- A change in holders is always a warning sign when it comes to kickers, and Sunday it made little difference that the Packers switched from Matt Flynn to Jeremy Kapinos. Placekicker Mason Crosby was wide on a 34-yard attempt, his fifth miss in his past 11 attempts. In a league where an 80 percent conversion rate is considered low, Crosby is at 72.7. But I still think the Packers would be tempting fate to change kickers this week. The idea of bringing in someone off the street to kick at Lambeau Field, and then perhaps the playoffs, seems just as risky as trying to make it work with Crosby.
- Had the Packers won Sunday, I would have considered it a seminal game in the career of quarterback Aaron Rodgers. After completing only 13 of his first 35 passes, Rodgers finished the game with 13 consecutive completions in leading the Packers back from a 10-point fourth-quarter deficit.
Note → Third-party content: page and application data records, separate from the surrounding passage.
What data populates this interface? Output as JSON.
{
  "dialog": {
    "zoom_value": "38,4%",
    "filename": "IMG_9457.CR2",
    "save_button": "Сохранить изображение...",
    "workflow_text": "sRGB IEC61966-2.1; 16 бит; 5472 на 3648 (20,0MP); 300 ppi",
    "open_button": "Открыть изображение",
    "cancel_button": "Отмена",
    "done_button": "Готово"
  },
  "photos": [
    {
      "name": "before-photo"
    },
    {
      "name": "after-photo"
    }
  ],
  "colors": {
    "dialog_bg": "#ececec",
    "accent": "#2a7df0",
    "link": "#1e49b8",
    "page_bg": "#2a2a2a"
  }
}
Rodgers said afterwards that he considered himself past the point of having to prove he could lead a fourth-quarter comeback, but actions always speak louder than words. His aggressive but collected approach as the game progressed was perfect.
- With a half-day to reflect, I’m still really surprised that defensive coordinator Dom Capers backed into a dime defense on the Steelers’ final drive rather than aggressively rush quarterback Ben Roethlisberger. I don’t doubt that defensive backs provide the best matchup for receivers, as went Capers’ post-game reasoning. But when two of those defensive backs (Jarrett Bush and Josh Bell) are relatively new to their jobs, and when Roethlisberger has been so effective when he's had time in the pocket, I just don’t like the matchup. There was no chance for a player like Bell to stay with a receiver like Mike Wallace when a quarterback like Roethlisberger is taking the snap. The only way to defend that final play is to get to Roethlisberger.
Why didn’t the Packers run the ball more in the first half? Rodgers explained that everyone liked their receivers’ matchups against Pittsburgh’s pass defense, and that the decision to throw on 29 of their first 35 plays was planned. But there are certain risks a team takes when planning a pass-happy approach for an outdoor road game. You saw some of those Sunday when the Steelers’ pass rush blew up the Packers’ early attempts to throw. Running the ball at an aggressive pass rush is one of the best ways to stunt it, but the Packers kept throwing. I don’t deny the matchup situation. But with the Packers, you always have to take pass protection into account.